In a country where everybody wants to be an engineer, support for the arts is meagre: limited platforms, little funding, and sporadic audience. But what started as an uphill battle for Delhi-based indie band Man.Goes Human has now taken them straight to Hollywood. Their music has been featured in the latest Netflix release Extraction, starring Chris Hemsworth, Randeep Hooda and Pankaj Tripathi, which premiered on April 24.
The film, directed by Sam Hargrave, was shot in India and Thailand, with Hemsworth on an ‘extraction’ mission while the band plays in the background.
Man. Goes Human is known for their alternative style of music and funky basslines.
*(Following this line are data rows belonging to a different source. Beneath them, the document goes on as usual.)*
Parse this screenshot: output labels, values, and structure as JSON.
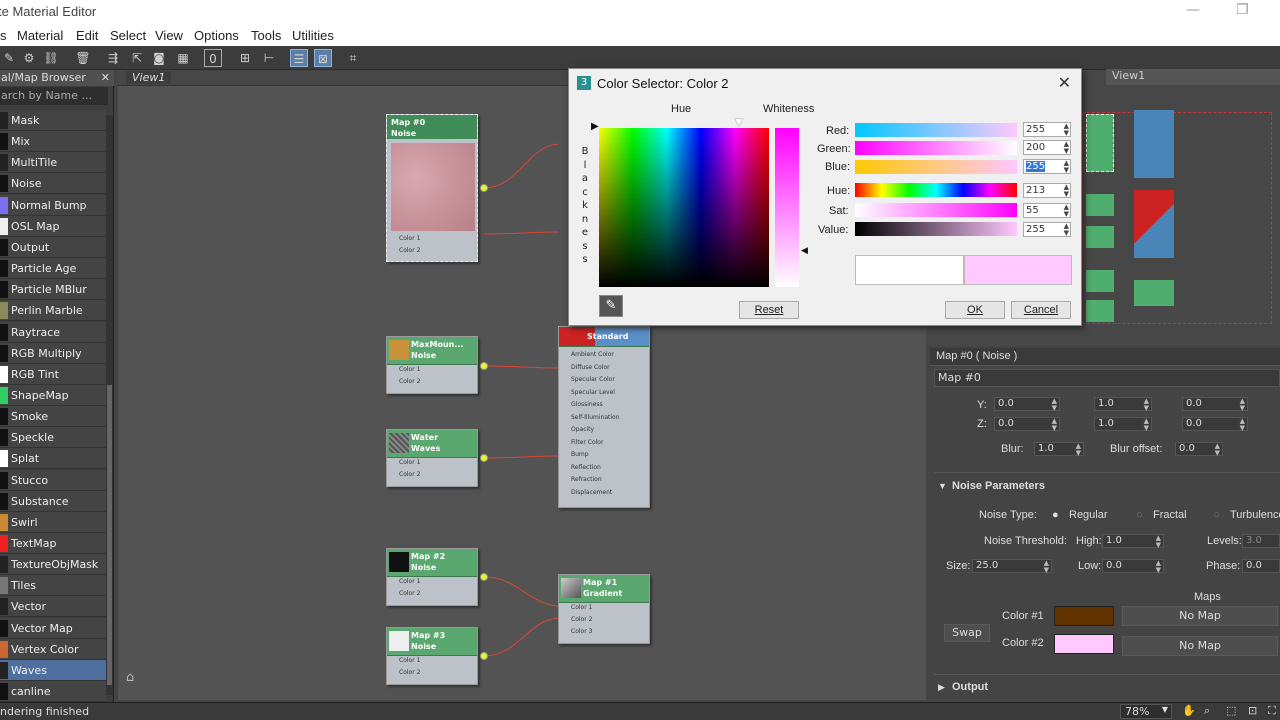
{
  "window": {
    "title": "te Material Editor"
  },
  "menu": [
    "s",
    "Material",
    "Edit",
    "Select",
    "View",
    "Options",
    "Tools",
    "Utilities"
  ],
  "browser": {
    "title": "al/Map Browser",
    "search_placeholder": "arch by Name ...",
    "items": [
      {
        "label": "Mask",
        "color": "#222"
      },
      {
        "label": "Mix",
        "color": "#111"
      },
      {
        "label": "MultiTile",
        "color": "#222"
      },
      {
        "label": "Noise",
        "color": "#111"
      },
      {
        "label": "Normal Bump",
        "color": "#7a6ff0"
      },
      {
        "label": "OSL Map",
        "color": "#eee"
      },
      {
        "label": "Output",
        "color": "#111"
      },
      {
        "label": "Particle Age",
        "color": "#111"
      },
      {
        "label": "Particle MBlur",
        "color": "#111"
      },
      {
        "label": "Perlin Marble",
        "color": "#8a8a5a"
      },
      {
        "label": "Raytrace",
        "color": "#111"
      },
      {
        "label": "RGB Multiply",
        "color": "#111"
      },
      {
        "label": "RGB Tint",
        "color": "#fff"
      },
      {
        "label": "ShapeMap",
        "color": "#3c6"
      },
      {
        "label": "Smoke",
        "color": "#111"
      },
      {
        "label": "Speckle",
        "color": "#111"
      },
      {
        "label": "Splat",
        "color": "#fff"
      },
      {
        "label": "Stucco",
        "color": "#111"
      },
      {
        "label": "Substance",
        "color": "#111"
      },
      {
        "label": "Swirl",
        "color": "#c83"
      },
      {
        "label": "TextMap",
        "color": "#e22"
      },
      {
        "label": "TextureObjMask",
        "color": "#222"
      },
      {
        "label": "Tiles",
        "color": "#777"
      },
      {
        "label": "Vector Displace...",
        "color": "#222"
      },
      {
        "label": "Vector Map",
        "color": "#111"
      },
      {
        "label": "Vertex Color",
        "color": "#c63"
      },
      {
        "label": "Waves",
        "color": "#222",
        "selected": true
      },
      {
        "label": "canline",
        "color": "#111"
      }
    ]
  },
  "view_tab": "View1",
  "nodes": {
    "map0": {
      "title": "Map #0\nNoise",
      "slots": [
        "Color 1",
        "Color 2"
      ]
    },
    "maxmount": {
      "title": "MaxMoun...\nNoise",
      "slots": [
        "Color 1",
        "Color 2"
      ]
    },
    "water": {
      "title": "Water\nWaves",
      "slots": [
        "Color 1",
        "Color 2"
      ]
    },
    "map2": {
      "title": "Map #2\nNoise",
      "slots": [
        "Color 1",
        "Color 2"
      ]
    },
    "map3": {
      "title": "Map #3\nNoise",
      "slots": [
        "Color 1",
        "Color 2"
      ]
    },
    "std": {
      "title": "Standard",
      "slots": [
        "Ambient Color",
        "Diffuse Color",
        "Specular Color",
        "Specular Level",
        "Glossiness",
        "Self-Illumination",
        "Opacity",
        "Filter Color",
        "Bump",
        "Reflection",
        "Refraction",
        "Displacement"
      ]
    },
    "map1": {
      "title": "Map #1\nGradient",
      "slots": [
        "Color 1",
        "Color 2",
        "Color 3"
      ]
    }
  },
  "dialog": {
    "title": "Color Selector: Color 2",
    "hue_label": "Hue",
    "whiteness_label": "Whiteness",
    "blackness": [
      "B",
      "l",
      "a",
      "c",
      "k",
      "n",
      "e",
      "s",
      "s"
    ],
    "red": {
      "label": "Red:",
      "value": "255"
    },
    "green": {
      "label": "Green:",
      "value": "200"
    },
    "blue": {
      "label": "Blue:",
      "value": "255"
    },
    "hue": {
      "label": "Hue:",
      "value": "213"
    },
    "sat": {
      "label": "Sat:",
      "value": "55"
    },
    "val": {
      "label": "Value:",
      "value": "255"
    },
    "reset": "Reset",
    "ok": "OK",
    "cancel": "Cancel",
    "old_color": "#ffffff",
    "new_color": "#ffc8ff"
  },
  "right_view": {
    "tab": "View1"
  },
  "props": {
    "header": "Map #0  ( Noise )",
    "name": "Map #0",
    "y_label": "Y:",
    "z_label": "Z:",
    "y": [
      "0.0",
      "1.0",
      "0.0"
    ],
    "z": [
      "0.0",
      "1.0",
      "0.0"
    ],
    "blur_label": "Blur:",
    "blur": "1.0",
    "blur_offset_label": "Blur offset:",
    "blur_offset": "0.0",
    "noise_params": "Noise Parameters",
    "noise_type_label": "Noise Type:",
    "types": [
      "Regular",
      "Fractal",
      "Turbulence"
    ],
    "threshold_label": "Noise Threshold:",
    "high_label": "High:",
    "high": "1.0",
    "levels_label": "Levels:",
    "levels": "3.0",
    "size_label": "Size:",
    "size": "25.0",
    "low_label": "Low:",
    "low": "0.0",
    "phase_label": "Phase:",
    "phase": "0.0",
    "maps_label": "Maps",
    "swap": "Swap",
    "color1_label": "Color #1",
    "color1": "#603200",
    "color2_label": "Color #2",
    "color2": "#ffc8ff",
    "nomap": "No Map",
    "output": "Output"
  },
  "status": {
    "text": "ndering finished",
    "zoom": "78%"
  }
}
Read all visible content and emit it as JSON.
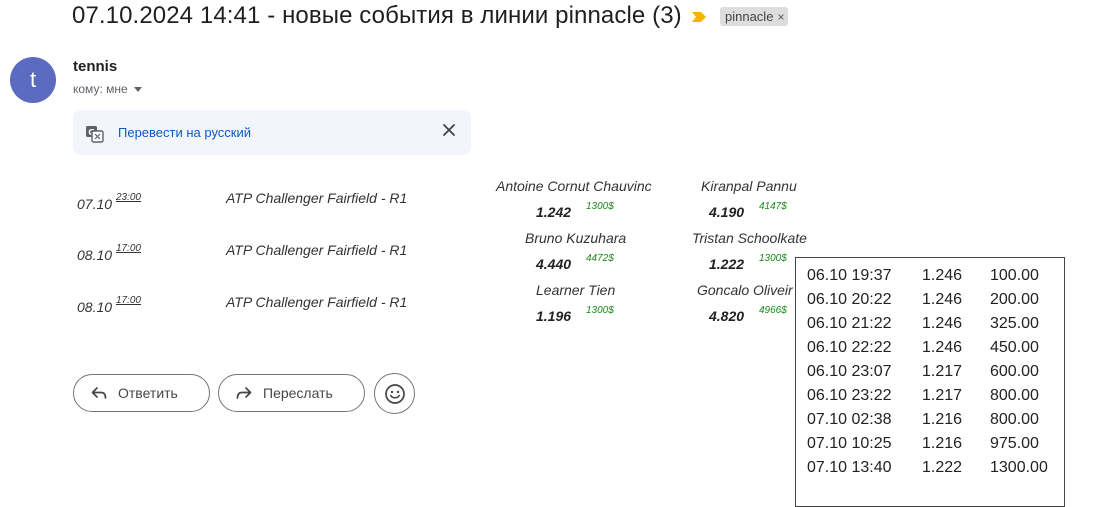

In a world of thumping Bollywood tracks and electronic acts, their music is subtle, understated and novel.
“We have been playing for more than eight years,” says Sharan Gulati, the band’s co-founder and guitarist. “There was a time when there would be only two or three people in the audience at a bar, and we would go on and play an entire set.”
Times have certainly changed.
In 2015, they won the Hindustan Times War of the Jammers that took them to Singapore, where they toured and played for a foreign audience for the first time. This inspired them to create their own international tours, and since then they have curated multi-city tours in Thailand and Vietnam, playing at different venues, including a Sofar session. “These tours help push the band’s boundaries, and help us understand how a global audience perceives our music. The audience there was phenomenal and receptive to the music,” says the band’s manager, Tejeshwar Singh.
However, nothing compares to being in Hollywood.
Earlier this year, the band received a call which they were rather sceptical of: the man on the other side said that he had heard one of their tracks and wanted to feature it in one of his upcoming projects. The entire band was invited to Bangkok for the shoot.
The opportunity seemed too good to be true; but when they sold their music to the Netflix production, the band had to accept – their music would be in a Hollywood movie.
“Everything was so perfect. From the set, to the equipment and even the food on set,” says Kaprila Keishing, the vocalist. “They made us feel like we mattered. I have never seen anyone be so respectful to artists. For us as an indie underground band from Delhi, this was huge.”
While they were shooting, they saw how much attention to detail was given to each scene. They were even approached by the director of the film, who said that he wants the world to experience such music through his film. “All we want to do is make good music, which brings out our vibe, and feels true to us,” says Sharan. “And we are thrilled that it took us to Hollywood.”
Srishti Chaudhary is a writer based in Delhi, and the author of two fiction novels published by Penguin Random House India: Once upon a Curfew and Lallan Sweets
All images provided by the band members